[TASK DETAILS]
Report the number of lines below in which the word "this" occurs. Nothing else is needed.

----------

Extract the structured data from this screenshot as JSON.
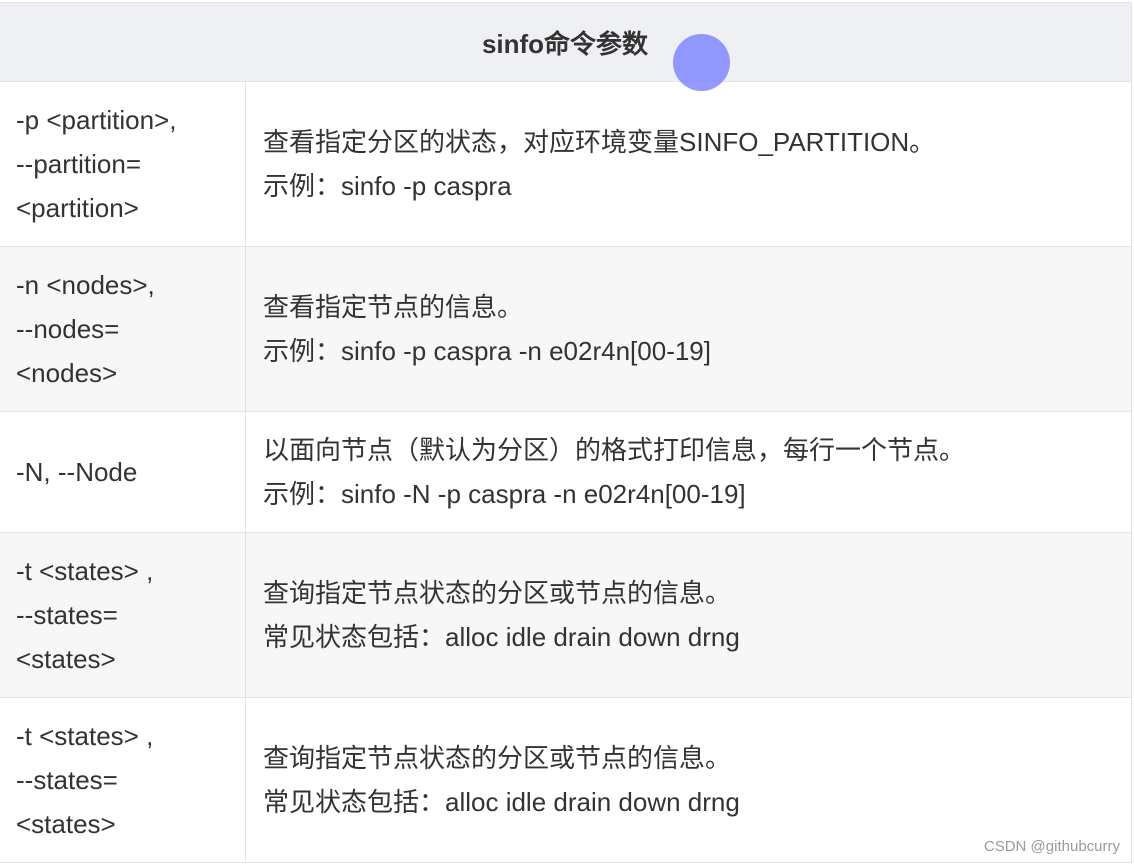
{
  "table": {
    "header": "sinfo命令参数",
    "rows": [
      {
        "option_lines": [
          "-p <partition>,",
          "--partition=",
          "<partition>"
        ],
        "desc_lines": [
          "查看指定分区的状态，对应环境变量SINFO_PARTITION。",
          "示例：sinfo -p caspra"
        ]
      },
      {
        "option_lines": [
          "-n <nodes>,",
          "--nodes=",
          "<nodes>"
        ],
        "desc_lines": [
          "查看指定节点的信息。",
          "示例：sinfo -p caspra -n e02r4n[00-19]"
        ]
      },
      {
        "option_lines": [
          "-N, --Node"
        ],
        "desc_lines": [
          "以面向节点（默认为分区）的格式打印信息，每行一个节点。",
          "示例：sinfo -N -p caspra -n e02r4n[00-19]"
        ]
      },
      {
        "option_lines": [
          "-t <states> ,",
          "--states=",
          "<states>"
        ],
        "desc_lines": [
          "查询指定节点状态的分区或节点的信息。",
          "常见状态包括：alloc idle drain down drng"
        ]
      },
      {
        "option_lines": [
          "-t <states> ,",
          "--states=",
          "<states>"
        ],
        "desc_lines": [
          "查询指定节点状态的分区或节点的信息。",
          "常见状态包括：alloc idle drain down drng"
        ]
      }
    ]
  },
  "watermark": "CSDN @githubcurry",
  "colors": {
    "header_bg": "#eef0f4",
    "row_shade": "#f7f7f7",
    "border": "#e1e4e8",
    "cursor_dot": "#787eff"
  }
}
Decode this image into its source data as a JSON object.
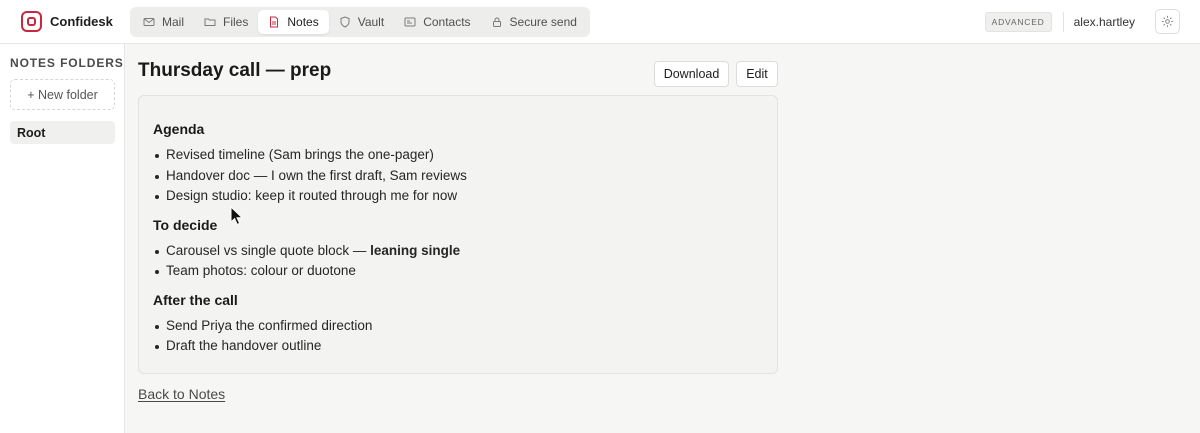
{
  "app": {
    "name": "Confidesk",
    "accent": "#c8283e"
  },
  "nav": [
    {
      "label": "Mail",
      "icon": "mail-icon",
      "active": false
    },
    {
      "label": "Files",
      "icon": "folder-icon",
      "active": false
    },
    {
      "label": "Notes",
      "icon": "note-icon",
      "active": true
    },
    {
      "label": "Vault",
      "icon": "shield-icon",
      "active": false
    },
    {
      "label": "Contacts",
      "icon": "contact-card-icon",
      "active": false
    },
    {
      "label": "Secure send",
      "icon": "lock-icon",
      "active": false
    }
  ],
  "header": {
    "badge": "ADVANCED",
    "username": "alex.hartley",
    "settings_icon": "gear-icon"
  },
  "sidebar": {
    "title": "NOTES FOLDERS",
    "new_folder": "+ New folder",
    "folders": [
      {
        "label": "Root",
        "selected": true
      }
    ]
  },
  "note": {
    "title": "Thursday call — prep",
    "download_label": "Download",
    "edit_label": "Edit",
    "sections": [
      {
        "heading": "Agenda",
        "items": [
          "Revised timeline (Sam brings the one-pager)",
          "Handover doc — I own the first draft, Sam reviews",
          "Design studio: keep it routed through me for now"
        ]
      },
      {
        "heading": "To decide",
        "items": [
          {
            "text": "Carousel vs single quote block — ",
            "bold": "leaning single"
          },
          "Team photos: colour or duotone"
        ]
      },
      {
        "heading": "After the call",
        "items": [
          "Send Priya the confirmed direction",
          "Draft the handover outline"
        ]
      }
    ]
  },
  "back_link": "Back to Notes"
}
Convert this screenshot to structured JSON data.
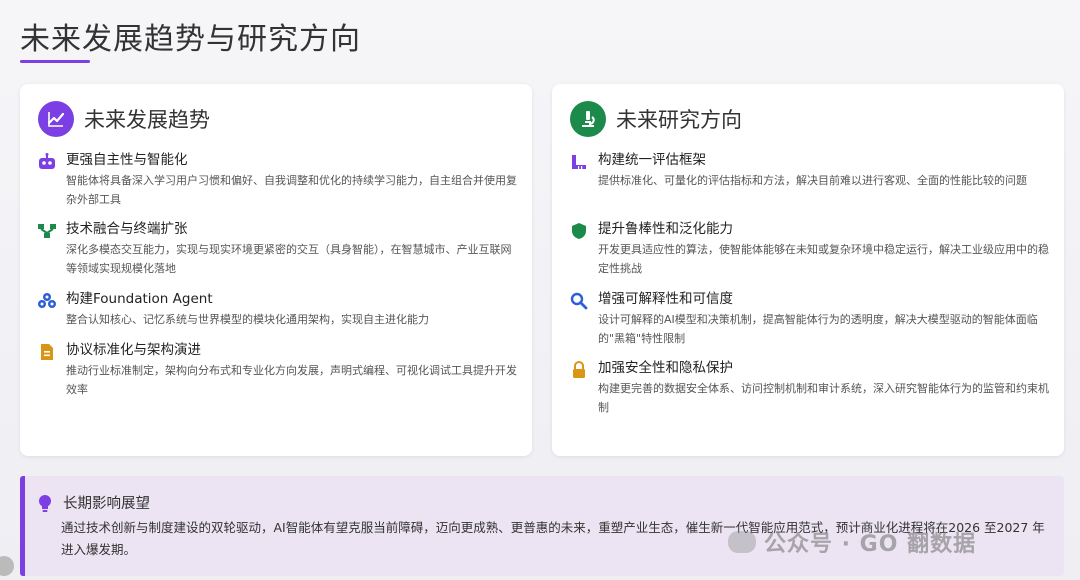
{
  "page": {
    "title": "未来发展趋势与研究方向"
  },
  "left_card": {
    "title": "未来发展趋势",
    "icon": "trending-chart-icon",
    "items": [
      {
        "icon": "robot-icon",
        "title": "更强自主性与智能化",
        "desc": "智能体将具备深入学习用户习惯和偏好、自我调整和优化的持续学习能力，自主组合并使用复杂外部工具"
      },
      {
        "icon": "network-icon",
        "title": "技术融合与终端扩张",
        "desc": "深化多模态交互能力，实现与现实环境更紧密的交互（具身智能），在智慧城市、产业互联网等领域实现规模化落地"
      },
      {
        "icon": "cubes-icon",
        "title": "构建Foundation Agent",
        "desc": "整合认知核心、记忆系统与世界模型的模块化通用架构，实现自主进化能力"
      },
      {
        "icon": "document-icon",
        "title": "协议标准化与架构演进",
        "desc": "推动行业标准制定，架构向分布式和专业化方向发展，声明式编程、可视化调试工具提升开发效率"
      }
    ]
  },
  "right_card": {
    "title": "未来研究方向",
    "icon": "microscope-icon",
    "items": [
      {
        "icon": "ruler-icon",
        "title": "构建统一评估框架",
        "desc": "提供标准化、可量化的评估指标和方法，解决目前难以进行客观、全面的性能比较的问题"
      },
      {
        "icon": "shield-icon",
        "title": "提升鲁棒性和泛化能力",
        "desc": "开发更具适应性的算法，使智能体能够在未知或复杂环境中稳定运行，解决工业级应用中的稳定性挑战"
      },
      {
        "icon": "search-icon",
        "title": "增强可解释性和可信度",
        "desc": "设计可解释的AI模型和决策机制，提高智能体行为的透明度，解决大模型驱动的智能体面临的\"黑箱\"特性限制"
      },
      {
        "icon": "lock-icon",
        "title": "加强安全性和隐私保护",
        "desc": "构建更完善的数据安全体系、访问控制机制和审计系统，深入研究智能体行为的监管和约束机制"
      }
    ]
  },
  "banner": {
    "icon": "lightbulb-icon",
    "title": "长期影响展望",
    "text": "通过技术创新与制度建设的双轮驱动，AI智能体有望克服当前障碍，迈向更成熟、更普惠的未来，重塑产业生态，催生新一代智能应用范式，预计商业化进程将在2026 至2027 年进入爆发期。"
  },
  "watermark": {
    "text": "公众号 · GO 翻数据"
  },
  "colors": {
    "accent_purple": "#7b3fe4",
    "accent_green": "#1b8a4a",
    "banner_bg": "#ece4f3"
  }
}
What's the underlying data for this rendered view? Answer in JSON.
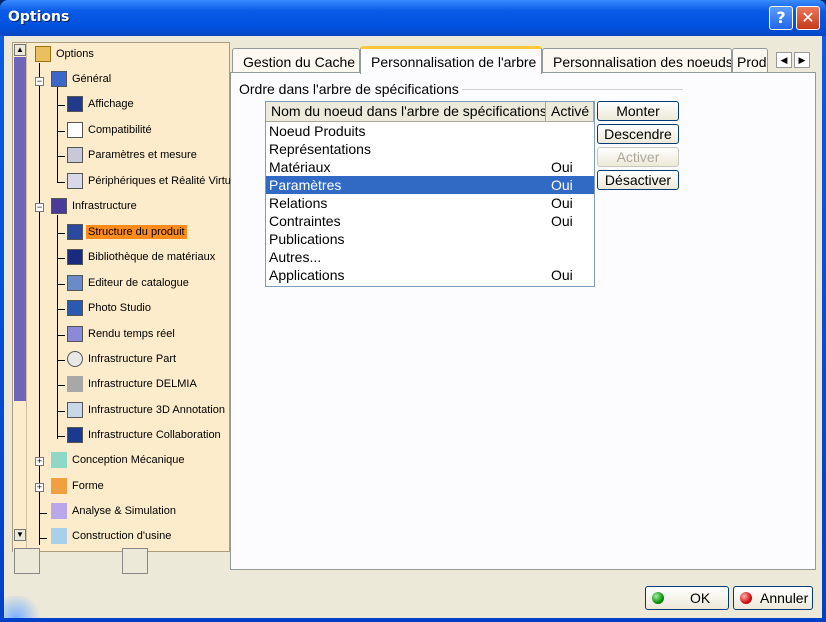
{
  "window": {
    "title": "Options"
  },
  "titlebar": {
    "help": "?",
    "close": "✕"
  },
  "tree": {
    "items": [
      {
        "label": "Options"
      },
      {
        "label": "Général"
      },
      {
        "label": "Affichage"
      },
      {
        "label": "Compatibilité"
      },
      {
        "label": "Paramètres et mesure"
      },
      {
        "label": "Périphériques et Réalité Virtue"
      },
      {
        "label": "Infrastructure"
      },
      {
        "label": "Structure du produit"
      },
      {
        "label": "Bibliothèque de matériaux"
      },
      {
        "label": "Editeur de catalogue"
      },
      {
        "label": "Photo Studio"
      },
      {
        "label": "Rendu temps réel"
      },
      {
        "label": "Infrastructure Part"
      },
      {
        "label": "Infrastructure DELMIA"
      },
      {
        "label": "Infrastructure 3D Annotation"
      },
      {
        "label": "Infrastructure Collaboration"
      },
      {
        "label": "Conception Mécanique"
      },
      {
        "label": "Forme"
      },
      {
        "label": "Analyse & Simulation"
      },
      {
        "label": "Construction d'usine"
      }
    ]
  },
  "tabs": [
    {
      "label": "Gestion du Cache"
    },
    {
      "label": "Personnalisation de l'arbre"
    },
    {
      "label": "Personnalisation des noeuds"
    },
    {
      "label": "Prod"
    }
  ],
  "group": {
    "title": "Ordre dans l'arbre de spécifications"
  },
  "list": {
    "columns": [
      "Nom du noeud dans l'arbre de spécifications",
      "Activé"
    ],
    "rows": [
      {
        "name": "Noeud Produits",
        "active": ""
      },
      {
        "name": "Représentations",
        "active": ""
      },
      {
        "name": "Matériaux",
        "active": "Oui"
      },
      {
        "name": "Paramètres",
        "active": "Oui"
      },
      {
        "name": "Relations",
        "active": "Oui"
      },
      {
        "name": "Contraintes",
        "active": "Oui"
      },
      {
        "name": "Publications",
        "active": ""
      },
      {
        "name": "Autres...",
        "active": ""
      },
      {
        "name": "Applications",
        "active": "Oui"
      }
    ]
  },
  "buttons": {
    "up": "Monter",
    "down": "Descendre",
    "activate": "Activer",
    "deactivate": "Désactiver"
  },
  "footer": {
    "ok": "OK",
    "cancel": "Annuler"
  },
  "colors": {
    "selection": "#316ac5",
    "tree_selection": "#ff8c1a",
    "tree_bg": "#fdeccb"
  }
}
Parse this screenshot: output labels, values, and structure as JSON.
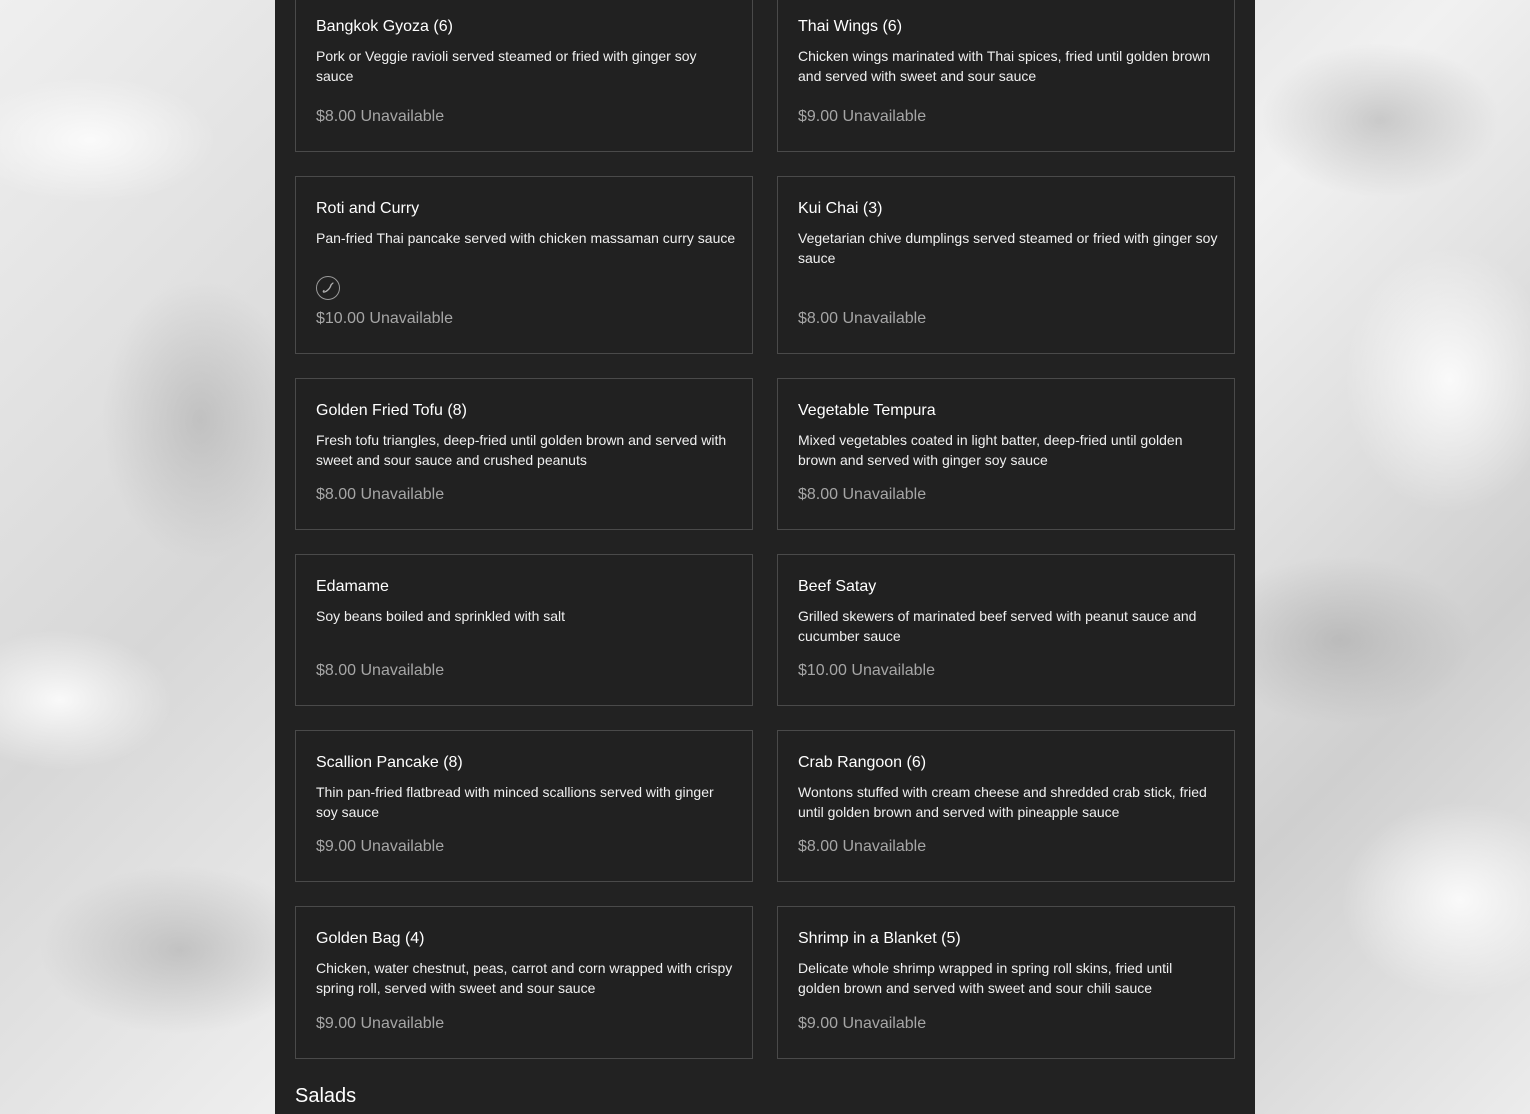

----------

[TASK RESPONSE]
5